Neville Shute’s novel, On the Beach was first published in 1957. World War II was still fresh in the mind, powerful countries had drawn their curtains leaving room for uncomfortable speculation about further conflicts and the atomic exclamation point that put an end to the war was poisoning thoughts worldwide. It was a time when it was thought that the collapse of civilization was going to come from an outside force. A xenophobic chokehold spread over western countries and silence was taken as a sign of hostile plotting. Then there was Australia.
On the Beach takes place in Melbourne, one of the southern most cities of any real population in the world. A sort of World War III has finally dawned and due to some horrible miscommunications, around 16 countries in the northern hemisphere have unleashed their cobalt cored nuclear bombs and human life is now nonexistent north of the equator. The focus of On the Beach is not the ‘why?’ of the war, but of the ‘what to do now?’ The war lasted just 37 days, leaving the population in the southern hemisphere scratching their heads. Due to the nature of the global wind currents, nuclear fallout has yet to reach as far as Australia and some South American and African countries, but it seems inevitable that it will completely encompass the world eventually.
One of the last living Americans is the captain of the U.S.S. Scorpion, Dwight Towers.

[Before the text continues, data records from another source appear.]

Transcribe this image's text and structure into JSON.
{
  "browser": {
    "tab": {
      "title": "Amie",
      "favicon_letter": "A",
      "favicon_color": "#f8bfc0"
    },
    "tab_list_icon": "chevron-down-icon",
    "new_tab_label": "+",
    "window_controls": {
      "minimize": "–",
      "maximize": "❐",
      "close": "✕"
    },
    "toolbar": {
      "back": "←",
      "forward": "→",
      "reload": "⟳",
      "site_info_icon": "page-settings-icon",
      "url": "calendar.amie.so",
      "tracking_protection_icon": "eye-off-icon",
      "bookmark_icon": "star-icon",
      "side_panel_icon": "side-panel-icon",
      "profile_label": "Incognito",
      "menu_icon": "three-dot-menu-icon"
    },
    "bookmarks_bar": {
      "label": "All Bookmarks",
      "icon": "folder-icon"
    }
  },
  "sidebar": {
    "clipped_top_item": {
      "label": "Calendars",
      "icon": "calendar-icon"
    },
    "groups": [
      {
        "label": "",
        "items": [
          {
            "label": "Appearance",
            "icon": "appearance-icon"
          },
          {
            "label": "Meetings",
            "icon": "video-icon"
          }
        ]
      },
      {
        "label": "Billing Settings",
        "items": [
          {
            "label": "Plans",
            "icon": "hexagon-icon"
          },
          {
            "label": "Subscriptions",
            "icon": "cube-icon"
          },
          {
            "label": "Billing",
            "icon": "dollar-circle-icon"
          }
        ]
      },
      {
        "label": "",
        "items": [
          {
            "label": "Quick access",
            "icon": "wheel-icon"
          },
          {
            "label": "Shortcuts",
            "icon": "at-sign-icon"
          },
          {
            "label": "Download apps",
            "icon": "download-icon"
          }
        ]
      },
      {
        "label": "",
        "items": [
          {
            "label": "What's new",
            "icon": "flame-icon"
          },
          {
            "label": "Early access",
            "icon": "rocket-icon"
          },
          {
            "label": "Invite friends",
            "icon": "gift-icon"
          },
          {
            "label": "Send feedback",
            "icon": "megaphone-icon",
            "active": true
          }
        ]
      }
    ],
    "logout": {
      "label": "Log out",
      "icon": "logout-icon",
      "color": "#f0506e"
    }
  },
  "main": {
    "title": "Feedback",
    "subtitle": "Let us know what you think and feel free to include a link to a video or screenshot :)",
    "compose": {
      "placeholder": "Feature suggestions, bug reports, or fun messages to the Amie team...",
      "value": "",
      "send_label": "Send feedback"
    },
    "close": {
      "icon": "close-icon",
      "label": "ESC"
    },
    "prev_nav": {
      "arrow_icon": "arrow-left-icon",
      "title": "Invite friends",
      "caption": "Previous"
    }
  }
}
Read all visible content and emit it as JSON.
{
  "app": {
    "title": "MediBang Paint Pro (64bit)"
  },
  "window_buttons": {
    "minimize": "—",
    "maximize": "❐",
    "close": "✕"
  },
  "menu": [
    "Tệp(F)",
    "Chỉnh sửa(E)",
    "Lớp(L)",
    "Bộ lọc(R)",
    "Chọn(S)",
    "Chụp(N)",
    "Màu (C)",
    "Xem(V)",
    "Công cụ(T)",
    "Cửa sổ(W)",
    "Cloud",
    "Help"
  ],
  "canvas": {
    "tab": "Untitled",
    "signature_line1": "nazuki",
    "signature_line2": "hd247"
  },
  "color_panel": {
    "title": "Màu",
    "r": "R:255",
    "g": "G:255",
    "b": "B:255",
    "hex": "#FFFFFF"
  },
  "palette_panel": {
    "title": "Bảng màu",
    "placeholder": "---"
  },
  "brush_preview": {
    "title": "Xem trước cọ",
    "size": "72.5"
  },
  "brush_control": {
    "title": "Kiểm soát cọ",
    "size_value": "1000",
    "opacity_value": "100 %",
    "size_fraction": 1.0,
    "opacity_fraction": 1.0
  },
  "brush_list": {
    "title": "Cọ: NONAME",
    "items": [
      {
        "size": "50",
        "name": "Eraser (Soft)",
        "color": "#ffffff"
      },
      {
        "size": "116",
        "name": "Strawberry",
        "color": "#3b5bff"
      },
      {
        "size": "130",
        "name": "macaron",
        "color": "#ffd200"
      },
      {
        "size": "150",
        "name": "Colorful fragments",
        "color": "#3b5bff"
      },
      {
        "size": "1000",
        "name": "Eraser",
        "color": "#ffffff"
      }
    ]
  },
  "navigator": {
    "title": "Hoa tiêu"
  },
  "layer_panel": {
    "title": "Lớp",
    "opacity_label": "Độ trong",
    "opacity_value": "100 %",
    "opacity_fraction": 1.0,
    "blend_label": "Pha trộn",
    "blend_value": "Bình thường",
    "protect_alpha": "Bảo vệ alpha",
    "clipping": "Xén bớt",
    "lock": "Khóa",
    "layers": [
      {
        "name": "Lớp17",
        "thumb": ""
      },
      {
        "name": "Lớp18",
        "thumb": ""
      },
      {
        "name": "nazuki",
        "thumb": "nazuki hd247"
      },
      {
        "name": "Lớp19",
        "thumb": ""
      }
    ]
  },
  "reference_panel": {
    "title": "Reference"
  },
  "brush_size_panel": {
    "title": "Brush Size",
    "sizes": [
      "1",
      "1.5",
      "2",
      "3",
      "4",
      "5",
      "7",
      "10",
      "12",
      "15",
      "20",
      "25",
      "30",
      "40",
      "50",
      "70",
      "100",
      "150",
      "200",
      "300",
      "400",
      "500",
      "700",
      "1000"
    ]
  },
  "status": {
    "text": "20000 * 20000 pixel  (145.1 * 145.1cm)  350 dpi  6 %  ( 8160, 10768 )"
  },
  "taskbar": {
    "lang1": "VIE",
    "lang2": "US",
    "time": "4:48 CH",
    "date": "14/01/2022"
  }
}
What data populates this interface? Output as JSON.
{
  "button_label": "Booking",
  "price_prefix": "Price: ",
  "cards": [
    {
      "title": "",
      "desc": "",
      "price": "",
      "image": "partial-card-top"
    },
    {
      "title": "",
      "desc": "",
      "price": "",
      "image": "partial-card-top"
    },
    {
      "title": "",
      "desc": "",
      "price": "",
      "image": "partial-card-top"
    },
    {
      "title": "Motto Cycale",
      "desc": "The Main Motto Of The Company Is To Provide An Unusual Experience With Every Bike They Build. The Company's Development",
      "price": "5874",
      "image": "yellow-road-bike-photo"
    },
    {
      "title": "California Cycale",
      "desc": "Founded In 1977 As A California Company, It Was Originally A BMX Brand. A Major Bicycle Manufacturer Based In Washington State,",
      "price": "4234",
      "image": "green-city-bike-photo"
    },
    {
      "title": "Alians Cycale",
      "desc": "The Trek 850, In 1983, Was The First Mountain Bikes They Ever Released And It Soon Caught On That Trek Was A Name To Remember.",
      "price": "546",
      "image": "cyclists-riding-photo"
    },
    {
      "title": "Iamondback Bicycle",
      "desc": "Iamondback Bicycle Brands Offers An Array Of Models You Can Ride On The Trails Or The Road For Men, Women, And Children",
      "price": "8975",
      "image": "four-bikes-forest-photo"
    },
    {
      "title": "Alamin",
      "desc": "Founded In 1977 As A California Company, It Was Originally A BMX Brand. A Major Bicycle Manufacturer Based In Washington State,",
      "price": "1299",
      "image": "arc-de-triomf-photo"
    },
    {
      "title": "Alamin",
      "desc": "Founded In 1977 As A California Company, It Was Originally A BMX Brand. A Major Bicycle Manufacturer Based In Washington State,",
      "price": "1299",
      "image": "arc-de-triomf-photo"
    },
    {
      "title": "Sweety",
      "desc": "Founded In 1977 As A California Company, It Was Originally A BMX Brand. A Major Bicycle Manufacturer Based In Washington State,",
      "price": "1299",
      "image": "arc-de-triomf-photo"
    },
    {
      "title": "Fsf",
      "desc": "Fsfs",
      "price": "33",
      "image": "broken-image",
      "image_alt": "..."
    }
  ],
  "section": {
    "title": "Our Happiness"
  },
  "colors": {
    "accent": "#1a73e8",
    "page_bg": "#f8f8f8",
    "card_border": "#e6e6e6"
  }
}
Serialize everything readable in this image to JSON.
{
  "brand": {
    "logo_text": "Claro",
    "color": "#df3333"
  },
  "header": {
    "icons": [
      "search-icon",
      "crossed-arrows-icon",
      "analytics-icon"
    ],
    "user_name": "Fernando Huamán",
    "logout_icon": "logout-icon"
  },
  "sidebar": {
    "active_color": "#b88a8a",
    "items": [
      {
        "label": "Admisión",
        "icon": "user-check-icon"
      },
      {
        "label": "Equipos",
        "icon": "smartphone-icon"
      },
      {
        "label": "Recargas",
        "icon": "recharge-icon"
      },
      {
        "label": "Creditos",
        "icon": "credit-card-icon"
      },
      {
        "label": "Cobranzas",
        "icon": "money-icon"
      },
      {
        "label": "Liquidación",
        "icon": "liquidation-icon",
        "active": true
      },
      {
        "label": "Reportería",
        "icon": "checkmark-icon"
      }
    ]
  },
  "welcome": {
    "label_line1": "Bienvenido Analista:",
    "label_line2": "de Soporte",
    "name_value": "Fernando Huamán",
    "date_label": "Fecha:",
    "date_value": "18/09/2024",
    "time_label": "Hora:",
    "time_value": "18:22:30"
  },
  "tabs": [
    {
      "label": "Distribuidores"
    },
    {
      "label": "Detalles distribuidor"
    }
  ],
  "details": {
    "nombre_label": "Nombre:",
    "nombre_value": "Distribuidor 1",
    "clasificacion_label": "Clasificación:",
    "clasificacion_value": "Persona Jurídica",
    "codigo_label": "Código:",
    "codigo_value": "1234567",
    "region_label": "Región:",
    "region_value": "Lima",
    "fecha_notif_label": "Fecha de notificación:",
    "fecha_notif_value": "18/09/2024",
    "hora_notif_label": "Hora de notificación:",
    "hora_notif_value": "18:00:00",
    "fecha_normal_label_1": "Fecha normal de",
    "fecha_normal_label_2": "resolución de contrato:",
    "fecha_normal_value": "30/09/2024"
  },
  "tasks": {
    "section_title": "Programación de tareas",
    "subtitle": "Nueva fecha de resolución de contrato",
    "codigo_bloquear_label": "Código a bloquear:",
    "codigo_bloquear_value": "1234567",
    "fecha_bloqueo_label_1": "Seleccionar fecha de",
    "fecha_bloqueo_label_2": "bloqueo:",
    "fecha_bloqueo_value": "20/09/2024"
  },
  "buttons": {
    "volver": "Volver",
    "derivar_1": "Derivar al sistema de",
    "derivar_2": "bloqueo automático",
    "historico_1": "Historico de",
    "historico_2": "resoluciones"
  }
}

He takes refuge with his sub in Melbourne and quickly makes friends with Australian navy officer Peter Holmes and his wife Mary, who are new parents struggling with familial logistics more than the coming apocalypse. They introduce Towers to a young, reckless, alcoholic named Moira. Out of these four main characters, Moira is the only one that seems to be poorly coping with the idea that their existence is limited. Everyone else seems content working at the jobs they had before the war and going about life as usual. Moira on the other hand is torn. She’s too young to start a family, which is what she really wants, so instead she resorts to living ‘loosely’ and drinking heavily.
Shute keeps the emotional tone of the story of the end of the world suppressed. Such a serious subject as committing suicide when it becomes obvious that the radiation poising is setting in is never dealt with wild sensation. The characters don’t go crazy; there are no riots, murders, rapes or drug abuse. Instead society continues as usual until the cogs in the machine can’t turn any longer. Some succumb to recklessness and vice, but overall, people stick to the order that they’re used to. The book sends a good message that we may not be able to control when we go out, but we can choose to do it with some dignity.
-Kevin, Interlibrary Loan